• Task objective: Repeat each line of the data exactly as written.

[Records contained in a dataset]
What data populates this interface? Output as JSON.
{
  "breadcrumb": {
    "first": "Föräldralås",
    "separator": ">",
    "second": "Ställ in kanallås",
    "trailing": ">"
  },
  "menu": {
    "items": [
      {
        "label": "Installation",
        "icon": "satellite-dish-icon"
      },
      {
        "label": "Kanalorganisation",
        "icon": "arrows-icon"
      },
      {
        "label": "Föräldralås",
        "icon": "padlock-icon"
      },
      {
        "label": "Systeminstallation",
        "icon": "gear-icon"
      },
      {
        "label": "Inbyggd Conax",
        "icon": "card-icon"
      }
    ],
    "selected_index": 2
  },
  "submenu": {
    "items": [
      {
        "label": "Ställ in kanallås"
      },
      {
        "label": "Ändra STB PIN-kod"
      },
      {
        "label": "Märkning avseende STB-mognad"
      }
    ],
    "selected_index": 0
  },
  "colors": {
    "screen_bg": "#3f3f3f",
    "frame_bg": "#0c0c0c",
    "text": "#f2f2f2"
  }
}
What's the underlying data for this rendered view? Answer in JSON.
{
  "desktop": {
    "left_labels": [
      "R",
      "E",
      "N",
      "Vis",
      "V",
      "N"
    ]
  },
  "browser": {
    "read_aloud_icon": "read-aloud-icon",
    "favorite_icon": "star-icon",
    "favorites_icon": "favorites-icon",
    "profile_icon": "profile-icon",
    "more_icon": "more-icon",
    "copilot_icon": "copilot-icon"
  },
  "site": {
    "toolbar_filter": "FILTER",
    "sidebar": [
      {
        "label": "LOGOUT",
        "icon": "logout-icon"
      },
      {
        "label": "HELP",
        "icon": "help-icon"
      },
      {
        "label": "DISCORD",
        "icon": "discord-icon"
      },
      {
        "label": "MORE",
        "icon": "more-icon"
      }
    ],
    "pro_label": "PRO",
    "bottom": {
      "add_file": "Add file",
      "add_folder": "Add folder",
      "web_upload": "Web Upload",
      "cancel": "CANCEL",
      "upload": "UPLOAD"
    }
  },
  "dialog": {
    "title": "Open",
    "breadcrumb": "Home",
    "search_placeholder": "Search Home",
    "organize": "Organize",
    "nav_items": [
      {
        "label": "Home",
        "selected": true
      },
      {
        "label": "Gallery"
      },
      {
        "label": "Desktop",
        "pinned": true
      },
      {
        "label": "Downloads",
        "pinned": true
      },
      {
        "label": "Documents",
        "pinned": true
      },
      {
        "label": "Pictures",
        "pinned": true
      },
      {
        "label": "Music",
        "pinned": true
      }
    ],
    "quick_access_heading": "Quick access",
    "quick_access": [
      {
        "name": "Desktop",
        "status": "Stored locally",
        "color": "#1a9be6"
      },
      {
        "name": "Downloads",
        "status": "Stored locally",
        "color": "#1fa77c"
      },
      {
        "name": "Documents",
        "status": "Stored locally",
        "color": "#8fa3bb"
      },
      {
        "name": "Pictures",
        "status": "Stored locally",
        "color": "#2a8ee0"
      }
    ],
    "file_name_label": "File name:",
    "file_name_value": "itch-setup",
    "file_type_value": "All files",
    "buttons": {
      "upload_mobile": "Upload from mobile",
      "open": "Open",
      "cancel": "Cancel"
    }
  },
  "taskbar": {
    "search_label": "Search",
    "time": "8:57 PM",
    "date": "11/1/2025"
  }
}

• Written answer:
What data populates this interface? Output as JSON.
{
  "breadcrumb": {
    "first": "Föräldralås",
    "separator": ">",
    "second": "Ställ in kanallås",
    "trailing": ">"
  },
  "menu": {
    "items": [
      {
        "label": "Installation",
        "icon": "satellite-dish-icon"
      },
      {
        "label": "Kanalorganisation",
        "icon": "arrows-icon"
      },
      {
        "label": "Föräldralås",
        "icon": "padlock-icon"
      },
      {
        "label": "Systeminstallation",
        "icon": "gear-icon"
      },
      {
        "label": "Inbyggd Conax",
        "icon": "card-icon"
      }
    ],
    "selected_index": 2
  },
  "submenu": {
    "items": [
      {
        "label": "Ställ in kanallås"
      },
      {
        "label": "Ändra STB PIN-kod"
      },
      {
        "label": "Märkning avseende STB-mognad"
      }
    ],
    "selected_index": 0
  },
  "colors": {
    "screen_bg": "#3f3f3f",
    "frame_bg": "#0c0c0c",
    "text": "#f2f2f2"
  }
}
What's the underlying data for this rendered view? Answer in JSON.
{
  "desktop": {
    "left_labels": [
      "R",
      "E",
      "N",
      "Vis",
      "V",
      "N"
    ]
  },
  "browser": {
    "read_aloud_icon": "read-aloud-icon",
    "favorite_icon": "star-icon",
    "favorites_icon": "favorites-icon",
    "profile_icon": "profile-icon",
    "more_icon": "more-icon",
    "copilot_icon": "copilot-icon"
  },
  "site": {
    "toolbar_filter": "FILTER",
    "sidebar": [
      {
        "label": "LOGOUT",
        "icon": "logout-icon"
      },
      {
        "label": "HELP",
        "icon": "help-icon"
      },
      {
        "label": "DISCORD",
        "icon": "discord-icon"
      },
      {
        "label": "MORE",
        "icon": "more-icon"
      }
    ],
    "pro_label": "PRO",
    "bottom": {
      "add_file": "Add file",
      "add_folder": "Add folder",
      "web_upload": "Web Upload",
      "cancel": "CANCEL",
      "upload": "UPLOAD"
    }
  },
  "dialog": {
    "title": "Open",
    "breadcrumb": "Home",
    "search_placeholder": "Search Home",
    "organize": "Organize",
    "nav_items": [
      {
        "label": "Home",
        "selected": true
      },
      {
        "label": "Gallery"
      },
      {
        "label": "Desktop",
        "pinned": true
      },
      {
        "label": "Downloads",
        "pinned": true
      },
      {
        "label": "Documents",
        "pinned": true
      },
      {
        "label": "Pictures",
        "pinned": true
      },
      {
        "label": "Music",
        "pinned": true
      }
    ],
    "quick_access_heading": "Quick access",
    "quick_access": [
      {
        "name": "Desktop",
        "status": "Stored locally",
        "color": "#1a9be6"
      },
      {
        "name": "Downloads",
        "status": "Stored locally",
        "color": "#1fa77c"
      },
      {
        "name": "Documents",
        "status": "Stored locally",
        "color": "#8fa3bb"
      },
      {
        "name": "Pictures",
        "status": "Stored locally",
        "color": "#2a8ee0"
      }
    ],
    "file_name_label": "File name:",
    "file_name_value": "itch-setup",
    "file_type_value": "All files",
    "buttons": {
      "upload_mobile": "Upload from mobile",
      "open": "Open",
      "cancel": "Cancel"
    }
  },
  "taskbar": {
    "search_label": "Search",
    "time": "8:57 PM",
    "date": "11/1/2025"
  }
}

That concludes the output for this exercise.